Jewish organizations and Israeli media said the arrest was likely to boost conspiracy theories, while others worried it would weaken responses to a rise in anti-Semitic attacks in the US.

Trump-supporting far-right websites hailed the arrest in Israel as well as a hoax case in the United States, where the FBI in early March arrested a former journalist suspected of making bomb threats to Jewish community centers and institutions. He was allegedly cyberstalking an ex-girlfriend, using her name to make the threats.

From left, Yossi Dagan, Mark Zell and Abe Katzman celebrating the opening of the Republicans Overseas Israel office in the West Bank town of Karnei Shomron, Sept. 5, 2016. (Andrew Tobin)
From left, Yossi Dagan, Mark Zell and Abe Katzman celebrating the opening of the Republicans Overseas Israel office in the West Bank town of Karnei Shomron, Sept. 5, 2016. (Andrew Tobin)

The Daily Stormer, a prominent anti-Semitic website that had long alleged such threats were a Jewish plot, has claimed vindication.

Alt-right website Breitbart News, formerly run by Trump’s chief strategist Steve Bannon, also saw vindication, but for Trump.

“When the president suggested that some of the anti-Semitic hate crimes could be hoaxes, the (left-wing) Huffington Post claimed he was echoing ‘white nationalists and far-right conspiracy theorists,'” it wrote.

“However, the arrests thus far suggest that most of the threats were indeed hoaxes.”

US Jewish organizations have tried to downplay the political fallout, saying the arrest did not end legitimate fears.

“No arrests have been made in three cemetery desecrations or a series of other anti-Semitic incidents involving swastika graffiti and hate fliers,” the Anti-Defamation League’s CEO Jonathan Greenblatt said in a statement.

In the Jewish state, newspapers and officials were shocked by the arrest.

“The outcome of this young man’s actions is that the classic anti-Semitic conspiracy theory will be given a tailwind — the Jews portray themselves as victims but are orchestrating the supposed attacks,” an article in Israel’s Yedioth Ahronoth newspaper said.

A representative of a major global Jewish organization, who did not want to be named, told AFP that Trump’s false flag claim would gain traction.

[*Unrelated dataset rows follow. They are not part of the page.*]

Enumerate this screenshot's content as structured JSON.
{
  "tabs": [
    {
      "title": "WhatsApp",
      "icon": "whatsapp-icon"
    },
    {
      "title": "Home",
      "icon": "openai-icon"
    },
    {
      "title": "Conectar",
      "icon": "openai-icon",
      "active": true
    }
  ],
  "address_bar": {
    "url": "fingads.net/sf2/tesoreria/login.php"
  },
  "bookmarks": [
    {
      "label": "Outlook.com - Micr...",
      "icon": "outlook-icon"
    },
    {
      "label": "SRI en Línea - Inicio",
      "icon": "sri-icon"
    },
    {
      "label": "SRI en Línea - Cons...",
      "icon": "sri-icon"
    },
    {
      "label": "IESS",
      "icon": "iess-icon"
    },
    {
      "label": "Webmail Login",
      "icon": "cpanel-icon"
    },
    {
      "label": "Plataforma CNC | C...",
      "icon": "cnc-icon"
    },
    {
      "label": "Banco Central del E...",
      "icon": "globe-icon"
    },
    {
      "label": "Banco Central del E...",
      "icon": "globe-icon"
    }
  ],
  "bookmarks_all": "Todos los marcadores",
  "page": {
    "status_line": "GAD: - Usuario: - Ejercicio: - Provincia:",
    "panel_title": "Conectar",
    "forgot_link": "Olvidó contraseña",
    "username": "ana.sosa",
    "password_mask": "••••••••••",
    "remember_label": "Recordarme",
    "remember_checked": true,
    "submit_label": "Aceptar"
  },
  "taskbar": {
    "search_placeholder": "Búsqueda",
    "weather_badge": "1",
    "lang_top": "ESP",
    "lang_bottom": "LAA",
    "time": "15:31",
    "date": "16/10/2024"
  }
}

“Those sort of statements that everyone thought were totally outlandish at the time now sound somewhat more reasonable.”

More details emerged Friday about the suspect, who holds dual Israeli-American citizenship, though identifying details are subject to a gag order.

He was arrested Thursday in Israel and accused of making dozens of anti-Semitic bomb threats in the United States and elsewhere, including one against a major airline.

A Jewish Israeli teen is brought for a court hearing at the Rishon Lezion Magistrate's Court, on suspicion of issuing fake bomb threats against Jewish institutions in the US and around the world, on March 23, 2017. At right is his lawyer, Galit Besh (Flash90)
A Jewish Israeli teen is brought for a court hearing at the Rishon Lezion Magistrate’s Court, on suspicion of issuing fake bomb threats against Jewish institutions in the US and around the world, on March 23, 2017. At right is his lawyer, Galit Besh (Flash90)

His lawyer said he is 18 and suffers a brain tumour that may cloud his judgement.

His health prevented him attending public school or doing mandatory military service, she said.

Over the past two to three years, Israeli police said he carried out a series of hoax threats from his family home in southern Israel.

In February 2015, he is alleged to have made a bomb threat against Delta Airlines, forcing a plane to carry out an emergency landing.

“In a short time, a large number of Jews are going to be slaughtered. Their heads are going to be blown off,” one of the threats read, according to a recording obtained by the Jewish Telegraphic Agency.

The Haaretz newspaper said Friday the net started to tighten after a threat in New Zealand in 2016, with police identifying the IP address as originating from Israel.

Using an antenna, the suspect allegedly accessed other people’s computers to commit the crimes, the newspaper said, leading police to question a number of innocent suspects before eventually netting him.

His alleged motive remains unknown.

His father has also been arrested, with their next court hearing set for March 30.

Times of Israel staff contributed to this report.

read more:
comments